So, mercifully April Fool’s Day is over. And as you probably figured out, I lied in my post about Richard Carrier being a close friend of mine and running for Congress as an extreme libertarian who considers it an “enslavement” of the American people when they are taxed for the sake of clean air, supports legalizing dog fighting, wants to abolish public police and fire services, advocates for establishing private militias for better self-defense, and wants private citizens to excise a toll from each other when they walk on each other’s sidewalks.
The truth is we are not actually close friends. I was trying to sound cooler than I am.
I admit I had a lot of fun devising a post attributing to Richard Carrier positions (some of which were outright crazy) which he didn’t really hold by quote mining actual things he has written. I enjoyed the exercise in trying to craft something mildly plausible sounding and I liked the abstract idea of successfully fooling people. But I hate actually fooling people. I’m kind of a softie in this regard. I feel too much sympathy for embarrassed people unless they’re New York Yankees or conservative Republicans caught with Rent boys.

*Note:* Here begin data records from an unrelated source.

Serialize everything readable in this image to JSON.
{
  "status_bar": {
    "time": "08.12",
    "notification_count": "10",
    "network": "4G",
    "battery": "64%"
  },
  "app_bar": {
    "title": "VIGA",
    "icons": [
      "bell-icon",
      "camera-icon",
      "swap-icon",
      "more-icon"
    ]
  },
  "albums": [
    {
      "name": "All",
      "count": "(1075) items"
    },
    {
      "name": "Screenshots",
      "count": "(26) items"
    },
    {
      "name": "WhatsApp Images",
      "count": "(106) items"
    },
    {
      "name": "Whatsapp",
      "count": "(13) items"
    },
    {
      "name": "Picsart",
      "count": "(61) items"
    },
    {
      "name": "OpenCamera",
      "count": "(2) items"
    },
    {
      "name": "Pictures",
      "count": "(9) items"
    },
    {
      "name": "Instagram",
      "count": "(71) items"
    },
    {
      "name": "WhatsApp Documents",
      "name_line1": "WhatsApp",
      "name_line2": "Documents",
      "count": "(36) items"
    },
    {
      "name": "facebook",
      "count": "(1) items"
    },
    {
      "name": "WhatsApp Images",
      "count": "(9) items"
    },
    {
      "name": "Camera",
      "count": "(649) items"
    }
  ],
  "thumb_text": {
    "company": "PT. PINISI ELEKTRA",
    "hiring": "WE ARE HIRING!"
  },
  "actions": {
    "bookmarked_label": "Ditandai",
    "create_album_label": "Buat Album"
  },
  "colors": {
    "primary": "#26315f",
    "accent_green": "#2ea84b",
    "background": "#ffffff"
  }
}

Usually in real life when I tease someone with a phony claim to give them a jolt, the words “just kidding” are off my tongue before they have more than 2 seconds to process it and begin to believe it. Don’t get me wrong, I love to tease people, but something about lying, even in fun, makes me feel like I’m using force on them and being unfair with them. So while yesterday I would have an initial rush of feeling accomplishment when I successfully would fool someone, I would always immediately thereafter wince and wish they had not posted anything publicly believing the falsehood.Plus, I hoped not to do damage to Richard’s reputation! And, so, quickly to remedy that, let me recommend in no unequivocal terms, his posts titled “Factual Politics” for an incredibly incisive and thorough philosophical takedown on anarchistic and fiscal libertarian views on a wide range of subjects. I don’t just say this to make amends and to set the record straight, this series of posts is something every anarchist and every fiscal libertarian should read and grapple with. And every one who opposes either anarchist or fiscal libertarian positions should master the arguments for future debate and for thinking in coherent philosophical terms about their own more pro-social views. The series is long but well-worth reading in full:
Factual Politics (3) (mistitled as #4)